At NHF, members of the staff make many decisions required by each collection, trying to meet the needs of donors, the archives, and potential users. We have found it perplexing and complex to describe amateur footage. Some aspects are relatively easy–captured in the initial accession process. We can describe the footage via its technology: gauge, color or b&w, sound or silent, intertitles, generation, edited, or edited in the camera. If possible, we determine who created the material and when. Original box- and can-notes are preserved and transcribed, providing personal names, geographical locations, and dates. We welcome family members who contribute annotations to verify initial documentation and add to it. The creators’ artistic choices are interesting, particularly in examples of early sound, unusual film gauges, or strikingly shot material.

Other points of access are not so easy. Although we have developed a thesaurus of index terms related to the strengths of our collection, mood and other intangible aspects of an amateur film may elude precise description. Suppose a researcher requests “a winning moment” or “kids acting out in the car?”

Identifying a genre such as satire, drama, or dramatized workday may be possible, but it is difficult to determine ways to capture other cinematic components. What is the archives’ responsibility toward description of physical disability? Ethnic self-identification? Sex roles? Humor? Class distinction? Exploitation of natural resources, or animals, or family members?

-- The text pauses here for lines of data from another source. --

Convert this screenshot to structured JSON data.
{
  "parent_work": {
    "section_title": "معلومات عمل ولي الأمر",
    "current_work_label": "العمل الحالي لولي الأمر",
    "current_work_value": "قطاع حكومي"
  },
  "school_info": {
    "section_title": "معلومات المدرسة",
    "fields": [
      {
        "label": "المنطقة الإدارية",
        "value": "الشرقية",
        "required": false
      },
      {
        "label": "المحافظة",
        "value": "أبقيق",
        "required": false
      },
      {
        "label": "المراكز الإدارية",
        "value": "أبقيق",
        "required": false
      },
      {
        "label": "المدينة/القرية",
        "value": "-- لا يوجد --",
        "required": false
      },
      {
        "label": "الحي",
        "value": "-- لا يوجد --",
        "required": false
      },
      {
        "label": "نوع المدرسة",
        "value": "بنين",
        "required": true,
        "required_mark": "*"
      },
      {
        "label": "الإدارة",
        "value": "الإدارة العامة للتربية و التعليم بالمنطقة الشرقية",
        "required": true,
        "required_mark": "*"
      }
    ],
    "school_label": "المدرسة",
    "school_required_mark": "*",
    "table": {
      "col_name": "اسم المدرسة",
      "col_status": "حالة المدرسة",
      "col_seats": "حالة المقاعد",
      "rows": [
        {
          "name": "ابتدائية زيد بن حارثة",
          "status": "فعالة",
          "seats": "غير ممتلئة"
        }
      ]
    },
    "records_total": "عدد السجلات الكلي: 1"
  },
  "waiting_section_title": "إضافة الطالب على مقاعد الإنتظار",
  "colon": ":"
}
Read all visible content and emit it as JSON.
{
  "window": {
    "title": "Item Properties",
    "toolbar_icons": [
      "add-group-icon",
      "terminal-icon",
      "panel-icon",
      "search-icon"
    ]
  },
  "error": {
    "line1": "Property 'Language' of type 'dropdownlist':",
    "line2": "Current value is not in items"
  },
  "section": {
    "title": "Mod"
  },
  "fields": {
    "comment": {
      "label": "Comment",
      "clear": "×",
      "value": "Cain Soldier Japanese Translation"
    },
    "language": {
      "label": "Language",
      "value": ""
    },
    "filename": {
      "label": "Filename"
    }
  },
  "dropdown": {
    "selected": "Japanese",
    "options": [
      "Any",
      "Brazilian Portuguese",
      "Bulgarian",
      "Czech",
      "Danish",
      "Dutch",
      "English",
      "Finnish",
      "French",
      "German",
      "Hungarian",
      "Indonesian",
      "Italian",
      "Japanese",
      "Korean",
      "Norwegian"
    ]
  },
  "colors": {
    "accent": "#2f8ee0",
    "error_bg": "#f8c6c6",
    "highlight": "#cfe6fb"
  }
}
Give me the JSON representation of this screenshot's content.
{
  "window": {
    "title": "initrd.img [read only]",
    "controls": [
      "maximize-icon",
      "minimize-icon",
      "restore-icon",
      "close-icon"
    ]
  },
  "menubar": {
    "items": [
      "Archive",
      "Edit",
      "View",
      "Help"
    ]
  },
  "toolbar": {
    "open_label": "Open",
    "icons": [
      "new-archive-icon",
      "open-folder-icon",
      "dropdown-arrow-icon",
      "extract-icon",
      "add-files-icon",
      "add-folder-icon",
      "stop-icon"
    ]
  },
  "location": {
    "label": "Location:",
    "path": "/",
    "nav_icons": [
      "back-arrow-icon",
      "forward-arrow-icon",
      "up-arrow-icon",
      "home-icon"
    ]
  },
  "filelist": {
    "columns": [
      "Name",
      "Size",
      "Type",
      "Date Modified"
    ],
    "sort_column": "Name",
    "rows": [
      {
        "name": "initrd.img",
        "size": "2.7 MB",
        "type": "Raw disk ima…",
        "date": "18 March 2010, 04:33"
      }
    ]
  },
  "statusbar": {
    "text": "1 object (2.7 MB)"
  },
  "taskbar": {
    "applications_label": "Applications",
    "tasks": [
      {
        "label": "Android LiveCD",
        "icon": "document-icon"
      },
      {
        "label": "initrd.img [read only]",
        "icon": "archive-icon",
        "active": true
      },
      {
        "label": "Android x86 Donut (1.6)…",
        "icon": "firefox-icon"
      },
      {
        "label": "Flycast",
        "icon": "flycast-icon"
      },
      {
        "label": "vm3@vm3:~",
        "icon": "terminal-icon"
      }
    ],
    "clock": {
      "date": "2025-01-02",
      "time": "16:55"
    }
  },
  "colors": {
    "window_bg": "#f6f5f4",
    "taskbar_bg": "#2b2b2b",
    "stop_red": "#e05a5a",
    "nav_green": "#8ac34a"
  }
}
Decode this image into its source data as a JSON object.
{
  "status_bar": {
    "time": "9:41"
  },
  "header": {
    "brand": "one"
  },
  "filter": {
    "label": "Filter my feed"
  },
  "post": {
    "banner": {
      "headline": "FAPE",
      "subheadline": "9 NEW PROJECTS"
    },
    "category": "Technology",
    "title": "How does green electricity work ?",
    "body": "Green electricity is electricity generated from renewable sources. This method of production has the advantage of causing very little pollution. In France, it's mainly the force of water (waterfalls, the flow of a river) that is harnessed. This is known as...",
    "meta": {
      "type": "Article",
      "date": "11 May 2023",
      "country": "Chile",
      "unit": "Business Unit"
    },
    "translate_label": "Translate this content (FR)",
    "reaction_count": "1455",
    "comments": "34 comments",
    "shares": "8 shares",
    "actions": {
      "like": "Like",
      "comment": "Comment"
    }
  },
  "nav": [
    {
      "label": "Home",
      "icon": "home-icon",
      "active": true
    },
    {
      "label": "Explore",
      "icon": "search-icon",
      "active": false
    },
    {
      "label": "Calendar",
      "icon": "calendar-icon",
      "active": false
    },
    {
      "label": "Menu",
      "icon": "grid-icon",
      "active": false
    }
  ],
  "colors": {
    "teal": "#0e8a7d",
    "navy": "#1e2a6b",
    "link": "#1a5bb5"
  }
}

Some scholars have taken on amateur film as an area of historical and anthropological inquiry. Jeffrey Ruoff, Richard Chalfen, Karen Ishizuka, Toni Treadway, and Robert Wagner, have all written on amateur film. Patricia Zimmermann’s book, Reel Families: A Social History of the Discourse on Amateur Film, is an important work for those interested in understanding what she calls “a cultural process” of amateur film. In a compelling talk to the Association of Moving Image Archivists in Toronto in 1995, she argued that amateur film as a practice and as social relation is deeply political.

To strengthen knowledge of our visual heritage and social history in the next decade, we would all benefit from increased scholarship in this area of amateurism. We could discuss the ethics of reuse and try to formulate a range of answers; not all answers will work for every institution, every film, or every user. It is important to encourage new forms of narrative visual history in the area of broadcast documentary. I would like to see more productions that start from visual documents, rather than from a script requiring illustration. Finally, I hope we will work toward broader recognition of home movies as a historical resource in their original arrangement. I think of this as analogous to the historical significance of turn-of-the-last-century scrapbooks, a recognized source for the interpretation of domestic history. There are many equally rich amateur films, such as the women’s club satire, A Study in Reds, ca. 1932, (Collections of the Wisconsin Historical Society.)

Amateur films contain extensive cultural and political information from unheard voices. Who made these films? Why? Who saw them? These questions require much greater attention. It is a privilege to uncover this private past.

Pamela Wintle, Raye Farr, Patricia Zimmermann, Toni Treadway and Jeffrey Ruoff helped with this article.